In my experience, the Dragontail Glass is no match for Gorilla Glass. My Pixel 3a looks like a phone that is 12 months old. The scratches are very noticeable at the top and bottom of the display in the bezels where they are permanently visible over the black frame of the phone. The OLED display itself is also pretty scratched up, but at least you can't see the scratches when the display is on.
I will admit that I am not the most careful smartphone user. I don't use a case because it makes the phone bigger. I don't use a screen protector because I don't want to ruin the vibrancy of the display. I want my phone to work for me, rather than be paranoid about damaging my precious bling. I chuck the phone in the pockets of my trousers and my jackets, but I'm not leaving it to rattle around with keys or loose change. Pocket exclusivity for my phone, that's my motto. Where it looks bad for the Pixel 3a is that I do this with every phone I use, and none of them look like they've come second place in a boxing match against a Horned Owl as this one does.
Old-school unlocking is on the menu
The Pixel 3a has no in-display fingerprint sensor and no next-gen face unlock tech, so you're stuck with the rather retro rear-mounted fingerprint sensor. This could ultimately be the reason why I ditch the Pixel 3a before the end of the year. We're hearing a lot about the new face unlock hardware Google is putting into its latest flagships and if this works as well as Apple's does it, then the jump between a future Pixel 4a and the regular flagship will feel bigger if the mid-range phone doesn't have this new technology.
Even when you compare the Pixel 3a to other $400 smartphones on the market today, the lack of an in-display fingerprint sensor is pretty obvious. We're seeing in-display fingerprint sensors turn up on sub-$200 smartphones like the Xiaomi Mi A3 now. How quickly the market moves, eh?
Conclusion: why I can't let go of the Pixel 3a
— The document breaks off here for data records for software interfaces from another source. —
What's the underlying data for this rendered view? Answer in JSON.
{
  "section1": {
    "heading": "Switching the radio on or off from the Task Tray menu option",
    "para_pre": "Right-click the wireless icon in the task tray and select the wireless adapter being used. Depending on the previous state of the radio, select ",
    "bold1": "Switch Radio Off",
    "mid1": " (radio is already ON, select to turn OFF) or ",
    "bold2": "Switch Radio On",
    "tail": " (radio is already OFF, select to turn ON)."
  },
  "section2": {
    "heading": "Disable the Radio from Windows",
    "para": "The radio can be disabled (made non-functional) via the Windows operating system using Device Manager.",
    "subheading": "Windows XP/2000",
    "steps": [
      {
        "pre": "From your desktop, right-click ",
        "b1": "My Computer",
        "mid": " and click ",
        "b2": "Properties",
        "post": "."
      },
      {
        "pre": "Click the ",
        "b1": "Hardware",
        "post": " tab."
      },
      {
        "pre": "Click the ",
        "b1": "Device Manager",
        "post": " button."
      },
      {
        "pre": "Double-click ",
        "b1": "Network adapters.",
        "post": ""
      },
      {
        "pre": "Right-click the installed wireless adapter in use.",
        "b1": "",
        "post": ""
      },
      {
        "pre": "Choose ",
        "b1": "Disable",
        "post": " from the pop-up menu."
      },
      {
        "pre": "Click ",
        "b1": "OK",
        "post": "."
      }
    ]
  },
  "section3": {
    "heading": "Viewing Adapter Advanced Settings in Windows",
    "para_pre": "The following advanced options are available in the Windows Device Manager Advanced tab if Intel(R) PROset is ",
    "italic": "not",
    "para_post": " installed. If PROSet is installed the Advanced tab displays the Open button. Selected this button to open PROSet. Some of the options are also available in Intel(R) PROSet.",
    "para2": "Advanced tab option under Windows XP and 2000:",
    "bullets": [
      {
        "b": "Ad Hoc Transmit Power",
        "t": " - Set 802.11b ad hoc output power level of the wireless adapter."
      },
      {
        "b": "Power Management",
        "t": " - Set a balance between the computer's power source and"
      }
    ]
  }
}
Maybe it's the stock Android software and timely updates, maybe it's the simple and superb camera app, or maybe it's the slim, light body of the phone. Probably, it's a combination of all of these factors that keep me coming back to the Pixel 3a. I turned on our Pixel 3 XL to update it to Android 10 last week and as I held it I couldn't help but pine for my trusty 3a. Maybe I'm crazy, but if I was a paying customer who was spending their own dollars and cents on one of these, I'd recommend the 3a every time. If you are willing to protect the display (very carefully!) then the Pixel 3a is proof that you don't need to spend more than $400 to get a great smartphone with a great camera and the most up-to-date Android software on the planet.